Assignment:
Check every line below for the string "kind", and copy the lines that contain it.

Recorded data:
================================

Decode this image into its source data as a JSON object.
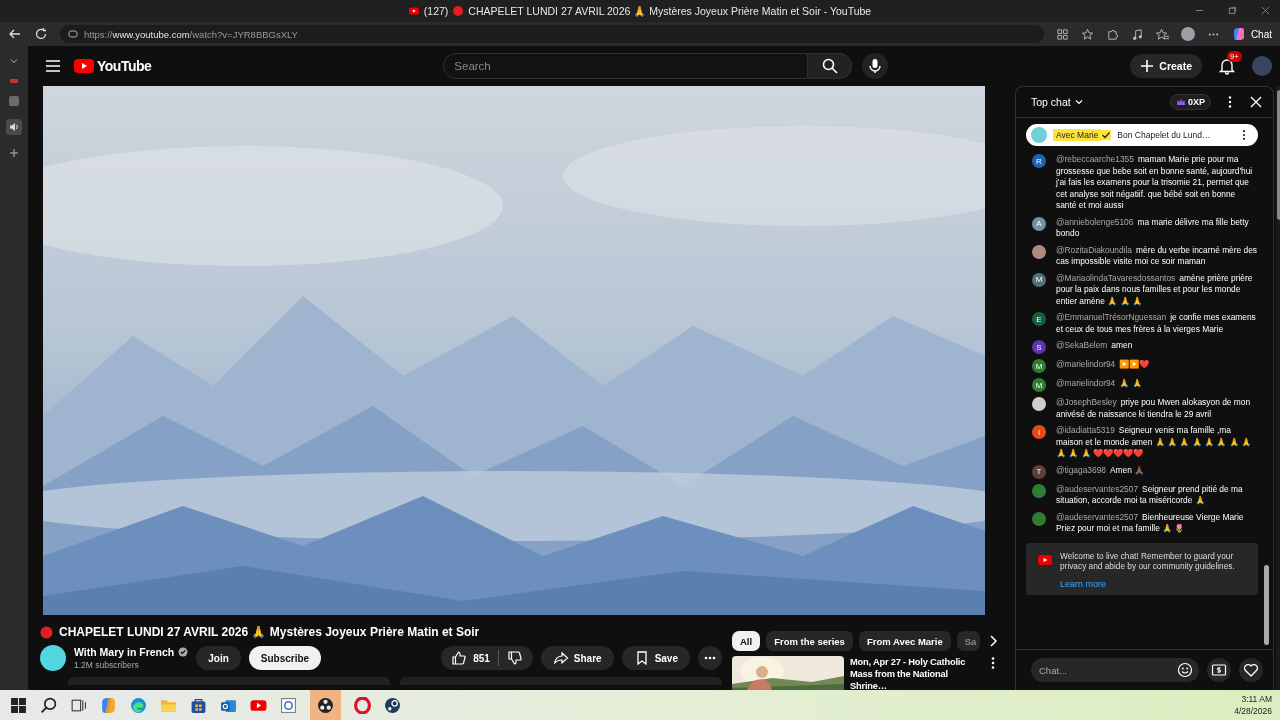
{
  "browser": {
    "title_count": "(127)",
    "title_main": "CHAPELET LUNDI 27 AVRIL 2026 🙏 Mystères Joyeux Prière Matin et Soir - YouTube",
    "url_scheme": "https://",
    "url_domain": "www.youtube.com",
    "url_path": "/watch?v=JYR8BBGsXLY",
    "chat_button": "Chat"
  },
  "header": {
    "logo": "YouTube",
    "search_placeholder": "Search",
    "create": "Create",
    "notification_badge": "9+"
  },
  "info": {
    "title": "CHAPELET LUNDI 27 AVRIL 2026 🙏 Mystères Joyeux Prière Matin et Soir",
    "channel": "With Mary in French",
    "verified": true,
    "subscribers": "1.2M subscribers",
    "join": "Join",
    "subscribe": "Subscribe",
    "likes": "851",
    "share": "Share",
    "save": "Save"
  },
  "chips": [
    {
      "label": "All",
      "selected": true
    },
    {
      "label": "From the series",
      "selected": false
    },
    {
      "label": "From Avec Marie",
      "selected": false
    },
    {
      "label": "Sa",
      "selected": false
    }
  ],
  "recommended": [
    {
      "title": "Mon, Apr 27 - Holy Catholic Mass from the National Shrine…"
    }
  ],
  "chat": {
    "title": "Top chat",
    "xp": "0XP",
    "pinned": {
      "author": "Avec Marie",
      "verified": true,
      "text": "Bon Chapelet du Lund…"
    },
    "messages": [
      {
        "initial": "R",
        "color": "#1e63b0",
        "author": "@rebeccaarche1355",
        "text": "maman Marie prie pour ma grossesse que bebe soit en bonne santé, aujourd'hui j'ai fais les examens pour la trisomie 21, permet que cet analyse soit négatiif. que bébé soit en bonne santé et moi aussi"
      },
      {
        "initial": "A",
        "color": "#78909c",
        "author": "@anniebolenge5106",
        "text": "ma marie délivre ma fille betty bondo"
      },
      {
        "color": "#b08a80",
        "author": "@RozitaDiakoundila",
        "text": "mère du verbe incarné mère des cas impossible visite moi ce soir maman"
      },
      {
        "initial": "M",
        "color": "#546e7a",
        "author": "@MariaolindaTavaresdossantos",
        "text": "amène prière prière pour la paix dans nous familles et pour les monde entier amène 🙏 🙏 🙏"
      },
      {
        "initial": "E",
        "color": "#1b5e3a",
        "author": "@EmmanuelTrésorNguessan",
        "text": "je confie mes examens et ceux de tous mes frères à la vierges Marie"
      },
      {
        "initial": "S",
        "color": "#5e35b1",
        "author": "@SekaBelem",
        "text": "amen"
      },
      {
        "initial": "M",
        "color": "#2e7d32",
        "author": "@marielindor94",
        "text": "▶️▶️❤️"
      },
      {
        "initial": "M",
        "color": "#2e7d32",
        "author": "@marielindor94",
        "text": "🙏 🙏"
      },
      {
        "color": "#cfcfcf",
        "author": "@JosephBesley",
        "text": "priye pou Mwen alokasyon de mon anivésé de naissance ki tiendra le 29 avril"
      },
      {
        "initial": "I",
        "color": "#e64a19",
        "author": "@idadiatta5319",
        "text": "Seigneur venis ma famille ,ma maison et le monde amen 🙏 🙏 🙏 🙏 🙏 🙏 🙏 🙏 🙏 🙏 🙏 ❤️❤️❤️❤️❤️"
      },
      {
        "initial": "T",
        "color": "#5d4037",
        "author": "@tigaga3698",
        "text": "Amen 🙏🏾"
      },
      {
        "color": "#2e7d32",
        "author": "@audeservantes2507",
        "text": "Seigneur prend pitié de ma situation, accorde moi ta miséricorde 🙏"
      },
      {
        "color": "#2e7d32",
        "author": "@audeservantes2507",
        "text": "Bienheureuse Vierge Marie Priez pour moi et ma famille 🙏 🌷"
      }
    ],
    "welcome": "Welcome to live chat! Remember to guard your privacy and abide by our community guidelines.",
    "learn_more": "Learn more",
    "input_placeholder": "Chat..."
  },
  "taskbar": {
    "time": "3:11 AM",
    "date": "4/28/2026"
  }
}
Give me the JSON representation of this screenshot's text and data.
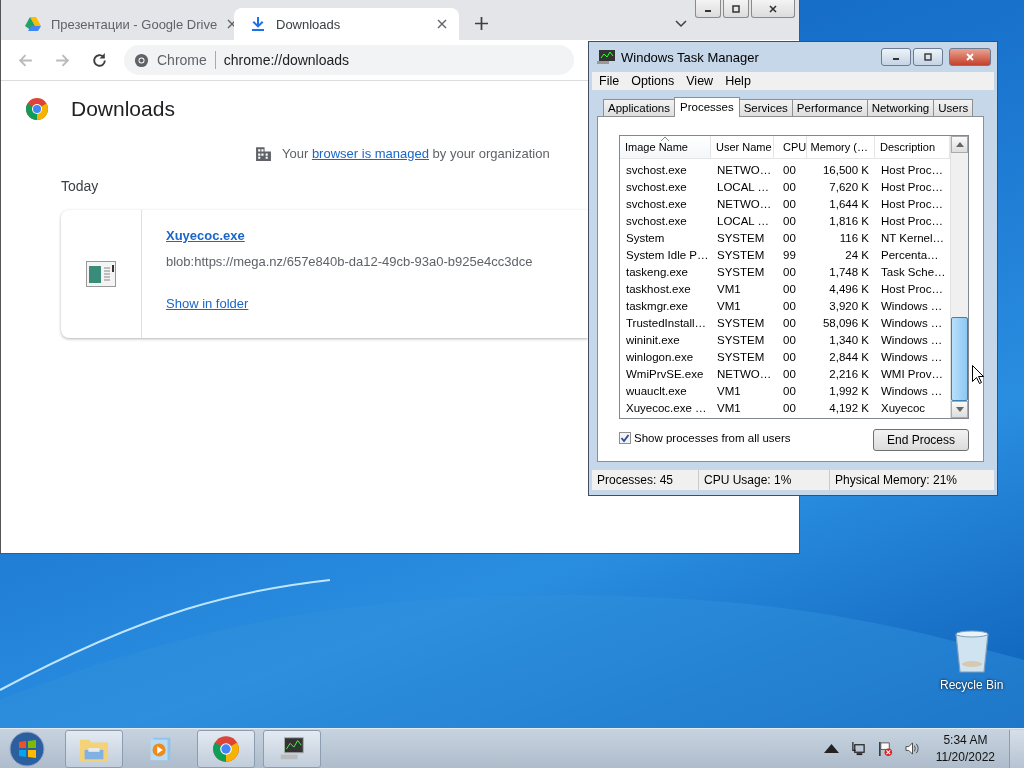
{
  "browser": {
    "tabs": [
      {
        "kind": "drive",
        "title": "Презентации - Google Drive",
        "selected": false
      },
      {
        "kind": "download",
        "title": "Downloads",
        "selected": true
      }
    ],
    "address": {
      "site": "Chrome",
      "url": "chrome://downloads"
    },
    "page": {
      "title": "Downloads",
      "managed": {
        "before": "Your",
        "link": "browser is managed",
        "after": "by your organization"
      },
      "section": "Today",
      "item": {
        "file_name": "Xuyecoc.exe",
        "url": "blob:https://mega.nz/657e840b-da12-49cb-93a0-b925e4cc3dce",
        "action": "Show in folder"
      }
    }
  },
  "task_manager": {
    "title": "Windows Task Manager",
    "menu": [
      "File",
      "Options",
      "View",
      "Help"
    ],
    "tabs": [
      {
        "label": "Applications",
        "selected": false
      },
      {
        "label": "Processes",
        "selected": true
      },
      {
        "label": "Services",
        "selected": false
      },
      {
        "label": "Performance",
        "selected": false
      },
      {
        "label": "Networking",
        "selected": false
      },
      {
        "label": "Users",
        "selected": false
      }
    ],
    "columns": [
      {
        "label": "Image Name",
        "sorted": true
      },
      {
        "label": "User Name",
        "sorted": false
      },
      {
        "label": "CPU",
        "sorted": false
      },
      {
        "label": "Memory (…",
        "sorted": false
      },
      {
        "label": "Description",
        "sorted": false
      }
    ],
    "rows": [
      [
        "svchost.exe",
        "NETWO…",
        "00",
        "16,500 K",
        "Host Proc…"
      ],
      [
        "svchost.exe",
        "LOCAL …",
        "00",
        "7,620 K",
        "Host Proc…"
      ],
      [
        "svchost.exe",
        "NETWO…",
        "00",
        "1,644 K",
        "Host Proc…"
      ],
      [
        "svchost.exe",
        "LOCAL …",
        "00",
        "1,816 K",
        "Host Proc…"
      ],
      [
        "System",
        "SYSTEM",
        "00",
        "116 K",
        "NT Kernel…"
      ],
      [
        "System Idle P…",
        "SYSTEM",
        "99",
        "24 K",
        "Percenta…"
      ],
      [
        "taskeng.exe",
        "SYSTEM",
        "00",
        "1,748 K",
        "Task Sche…"
      ],
      [
        "taskhost.exe",
        "VM1",
        "00",
        "4,496 K",
        "Host Proc…"
      ],
      [
        "taskmgr.exe",
        "VM1",
        "00",
        "3,920 K",
        "Windows …"
      ],
      [
        "TrustedInstall…",
        "SYSTEM",
        "00",
        "58,096 K",
        "Windows …"
      ],
      [
        "wininit.exe",
        "SYSTEM",
        "00",
        "1,340 K",
        "Windows …"
      ],
      [
        "winlogon.exe",
        "SYSTEM",
        "00",
        "2,844 K",
        "Windows …"
      ],
      [
        "WmiPrvSE.exe",
        "NETWO…",
        "00",
        "2,216 K",
        "WMI Prov…"
      ],
      [
        "wuauclt.exe",
        "VM1",
        "00",
        "1,992 K",
        "Windows …"
      ],
      [
        "Xuyecoc.exe …",
        "VM1",
        "00",
        "4,192 K",
        "Xuyecoc"
      ]
    ],
    "show_all": {
      "label": "Show processes from all users",
      "checked": true
    },
    "button": "End Process",
    "status": [
      "Processes: 45",
      "CPU Usage: 1%",
      "Physical Memory: 21%"
    ]
  },
  "desktop": {
    "icons": [
      {
        "label": "Recycle Bin"
      }
    ]
  },
  "taskbar": {
    "apps": [
      {
        "kind": "explorer",
        "open": true
      },
      {
        "kind": "media",
        "open": false
      },
      {
        "kind": "chrome",
        "open": true
      },
      {
        "kind": "taskmgr",
        "open": true
      }
    ],
    "time": "5:34 AM",
    "date": "11/20/2022"
  }
}
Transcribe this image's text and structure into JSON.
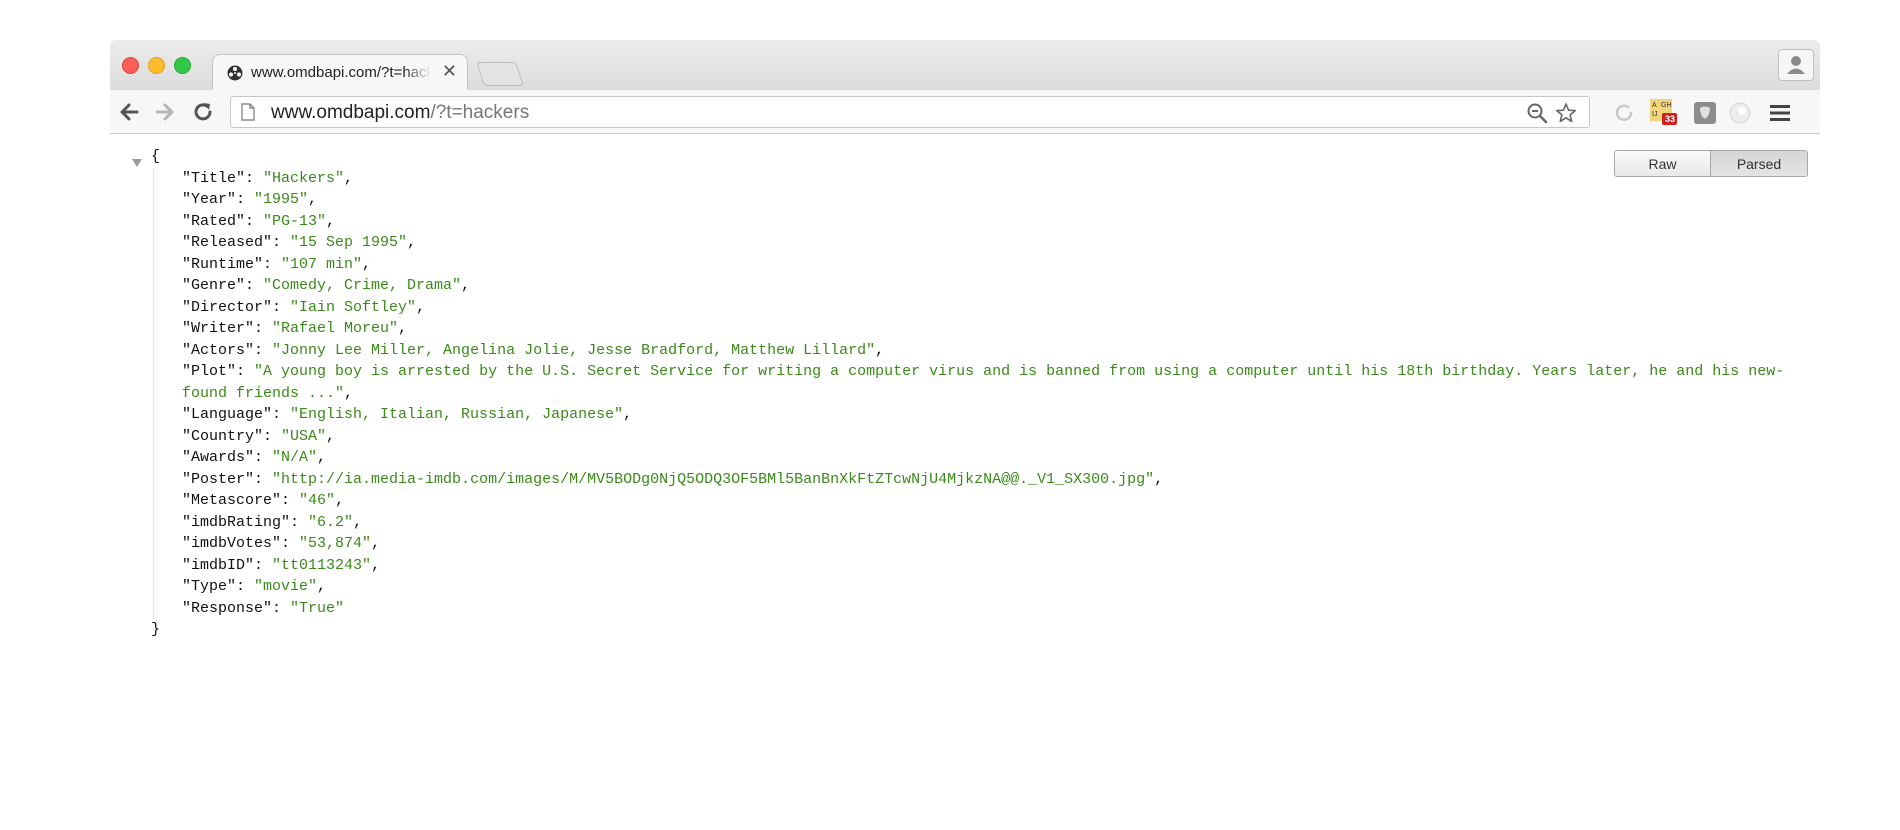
{
  "browser": {
    "tab": {
      "title": "www.omdbapi.com/?t=hackers"
    },
    "address": {
      "host": "www.omdbapi.com",
      "path": "/?t=hackers"
    }
  },
  "viewer": {
    "raw_label": "Raw",
    "parsed_label": "Parsed",
    "mode": "Parsed",
    "open_brace": "{",
    "close_brace": "}"
  },
  "json": {
    "entries": [
      {
        "key": "\"Title\"",
        "value": "\"Hackers\"",
        "trail": ","
      },
      {
        "key": "\"Year\"",
        "value": "\"1995\"",
        "trail": ","
      },
      {
        "key": "\"Rated\"",
        "value": "\"PG-13\"",
        "trail": ","
      },
      {
        "key": "\"Released\"",
        "value": "\"15 Sep 1995\"",
        "trail": ","
      },
      {
        "key": "\"Runtime\"",
        "value": "\"107 min\"",
        "trail": ","
      },
      {
        "key": "\"Genre\"",
        "value": "\"Comedy, Crime, Drama\"",
        "trail": ","
      },
      {
        "key": "\"Director\"",
        "value": "\"Iain Softley\"",
        "trail": ","
      },
      {
        "key": "\"Writer\"",
        "value": "\"Rafael Moreu\"",
        "trail": ","
      },
      {
        "key": "\"Actors\"",
        "value": "\"Jonny Lee Miller, Angelina Jolie, Jesse Bradford, Matthew Lillard\"",
        "trail": ","
      },
      {
        "key": "\"Plot\"",
        "value": "\"A young boy is arrested by the U.S. Secret Service for writing a computer virus and is banned from using a computer until his 18th birthday. Years later, he and his new-found friends ...\"",
        "trail": ","
      },
      {
        "key": "\"Language\"",
        "value": "\"English, Italian, Russian, Japanese\"",
        "trail": ","
      },
      {
        "key": "\"Country\"",
        "value": "\"USA\"",
        "trail": ","
      },
      {
        "key": "\"Awards\"",
        "value": "\"N/A\"",
        "trail": ","
      },
      {
        "key": "\"Poster\"",
        "value": "\"http://ia.media-imdb.com/images/M/MV5BODg0NjQ5ODQ3OF5BMl5BanBnXkFtZTcwNjU4MjkzNA@@._V1_SX300.jpg\"",
        "trail": ","
      },
      {
        "key": "\"Metascore\"",
        "value": "\"46\"",
        "trail": ","
      },
      {
        "key": "\"imdbRating\"",
        "value": "\"6.2\"",
        "trail": ","
      },
      {
        "key": "\"imdbVotes\"",
        "value": "\"53,874\"",
        "trail": ","
      },
      {
        "key": "\"imdbID\"",
        "value": "\"tt0113243\"",
        "trail": ","
      },
      {
        "key": "\"Type\"",
        "value": "\"movie\"",
        "trail": ","
      },
      {
        "key": "\"Response\"",
        "value": "\"True\"",
        "trail": ""
      }
    ]
  },
  "extensions": {
    "letters_badge": "33"
  },
  "colors": {
    "value_green": "#3a8a1a",
    "close_red": "#fc5f57",
    "minimize_yellow": "#fdbc2e",
    "zoom_green": "#33c748"
  },
  "icons": {
    "back": "arrow-left-icon",
    "forward": "arrow-right-icon",
    "reload": "reload-icon",
    "page": "page-icon",
    "zoom": "zoom-icon",
    "bookmark": "star-icon",
    "menu": "hamburger-menu-icon",
    "profile": "person-icon"
  }
}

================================

Response:
        "kind": "drive",
        "kind": "download",
        "kind": "explorer",
        "kind": "media",
        "kind": "chrome",
        "kind": "taskmgr",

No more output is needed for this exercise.